- DATASET EXCERPTS:
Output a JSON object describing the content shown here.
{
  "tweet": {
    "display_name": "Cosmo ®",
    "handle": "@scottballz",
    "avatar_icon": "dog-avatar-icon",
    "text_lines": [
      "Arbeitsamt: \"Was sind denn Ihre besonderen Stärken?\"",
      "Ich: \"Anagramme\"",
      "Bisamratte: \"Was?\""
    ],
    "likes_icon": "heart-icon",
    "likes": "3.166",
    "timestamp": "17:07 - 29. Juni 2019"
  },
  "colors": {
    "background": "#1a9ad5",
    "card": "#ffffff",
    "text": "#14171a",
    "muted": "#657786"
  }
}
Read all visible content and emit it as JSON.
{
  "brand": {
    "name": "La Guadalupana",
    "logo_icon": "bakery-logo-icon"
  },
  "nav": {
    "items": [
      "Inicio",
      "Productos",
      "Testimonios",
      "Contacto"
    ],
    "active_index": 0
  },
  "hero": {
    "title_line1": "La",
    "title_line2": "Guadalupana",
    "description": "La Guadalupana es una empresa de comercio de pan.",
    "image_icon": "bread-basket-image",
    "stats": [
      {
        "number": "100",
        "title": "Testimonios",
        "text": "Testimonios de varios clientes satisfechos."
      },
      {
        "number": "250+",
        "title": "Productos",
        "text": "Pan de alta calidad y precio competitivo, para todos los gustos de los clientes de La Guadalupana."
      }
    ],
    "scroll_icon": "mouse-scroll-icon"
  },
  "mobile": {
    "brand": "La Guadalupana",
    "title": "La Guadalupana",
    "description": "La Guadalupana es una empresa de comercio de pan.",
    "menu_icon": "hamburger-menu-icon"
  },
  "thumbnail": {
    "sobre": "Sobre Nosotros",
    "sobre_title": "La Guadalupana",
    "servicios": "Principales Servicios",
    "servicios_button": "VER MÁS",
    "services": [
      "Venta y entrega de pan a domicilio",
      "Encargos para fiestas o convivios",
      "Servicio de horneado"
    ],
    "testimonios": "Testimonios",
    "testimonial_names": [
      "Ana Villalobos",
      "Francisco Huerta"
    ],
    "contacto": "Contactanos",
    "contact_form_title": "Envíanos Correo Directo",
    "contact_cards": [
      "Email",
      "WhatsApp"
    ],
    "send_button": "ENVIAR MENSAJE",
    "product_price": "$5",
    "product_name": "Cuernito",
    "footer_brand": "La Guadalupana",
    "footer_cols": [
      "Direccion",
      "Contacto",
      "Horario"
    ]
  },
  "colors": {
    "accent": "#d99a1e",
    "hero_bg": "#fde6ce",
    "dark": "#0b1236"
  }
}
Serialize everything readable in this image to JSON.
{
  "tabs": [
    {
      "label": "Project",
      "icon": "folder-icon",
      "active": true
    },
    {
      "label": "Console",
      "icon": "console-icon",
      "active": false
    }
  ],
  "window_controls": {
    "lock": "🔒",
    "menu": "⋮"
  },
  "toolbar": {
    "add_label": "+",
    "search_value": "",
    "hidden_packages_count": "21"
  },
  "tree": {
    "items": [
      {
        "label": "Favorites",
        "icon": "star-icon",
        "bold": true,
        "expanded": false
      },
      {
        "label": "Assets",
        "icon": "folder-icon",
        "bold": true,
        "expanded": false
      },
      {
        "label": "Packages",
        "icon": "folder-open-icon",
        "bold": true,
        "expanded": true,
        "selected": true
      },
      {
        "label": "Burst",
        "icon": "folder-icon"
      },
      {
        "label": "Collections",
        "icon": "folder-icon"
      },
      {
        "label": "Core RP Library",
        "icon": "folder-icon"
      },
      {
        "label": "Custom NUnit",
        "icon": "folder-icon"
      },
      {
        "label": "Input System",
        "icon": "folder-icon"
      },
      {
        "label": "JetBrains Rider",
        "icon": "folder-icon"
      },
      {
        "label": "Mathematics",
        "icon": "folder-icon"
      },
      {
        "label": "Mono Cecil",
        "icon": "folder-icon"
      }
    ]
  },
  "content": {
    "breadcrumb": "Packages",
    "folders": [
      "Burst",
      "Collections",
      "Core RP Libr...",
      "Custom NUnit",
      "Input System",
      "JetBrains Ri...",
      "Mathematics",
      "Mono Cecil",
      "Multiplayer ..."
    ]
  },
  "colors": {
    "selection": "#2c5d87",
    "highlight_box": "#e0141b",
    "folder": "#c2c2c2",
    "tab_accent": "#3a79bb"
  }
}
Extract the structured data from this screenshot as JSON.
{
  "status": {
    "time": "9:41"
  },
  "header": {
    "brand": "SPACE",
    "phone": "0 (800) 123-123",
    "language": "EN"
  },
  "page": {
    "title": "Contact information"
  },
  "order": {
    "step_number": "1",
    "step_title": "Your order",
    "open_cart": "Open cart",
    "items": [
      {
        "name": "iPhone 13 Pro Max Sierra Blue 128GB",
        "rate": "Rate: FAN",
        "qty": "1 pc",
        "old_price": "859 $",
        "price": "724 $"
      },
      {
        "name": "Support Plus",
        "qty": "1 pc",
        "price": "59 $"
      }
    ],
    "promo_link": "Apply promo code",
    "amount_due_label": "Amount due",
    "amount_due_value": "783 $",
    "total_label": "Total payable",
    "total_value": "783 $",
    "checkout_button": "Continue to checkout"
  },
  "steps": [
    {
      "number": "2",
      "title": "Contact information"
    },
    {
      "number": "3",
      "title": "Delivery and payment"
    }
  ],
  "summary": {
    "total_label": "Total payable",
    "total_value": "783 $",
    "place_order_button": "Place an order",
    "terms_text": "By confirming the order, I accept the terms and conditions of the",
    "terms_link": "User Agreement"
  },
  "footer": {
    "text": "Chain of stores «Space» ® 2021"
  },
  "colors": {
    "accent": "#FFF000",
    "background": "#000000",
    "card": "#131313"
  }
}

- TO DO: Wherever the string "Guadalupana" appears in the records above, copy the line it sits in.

- ANSWER AREA:
    "name": "La Guadalupana",
    "title_line2": "Guadalupana",
    "description": "La Guadalupana es una empresa de comercio de pan.",
        "text": "Pan de alta calidad y precio competitivo, para todos los gustos de los clientes de La Guadalupana."
    "brand": "La Guadalupana",
    "title": "La Guadalupana",
    "description": "La Guadalupana es una empresa de comercio de pan.",
    "sobre_title": "La Guadalupana",
    "footer_brand": "La Guadalupana",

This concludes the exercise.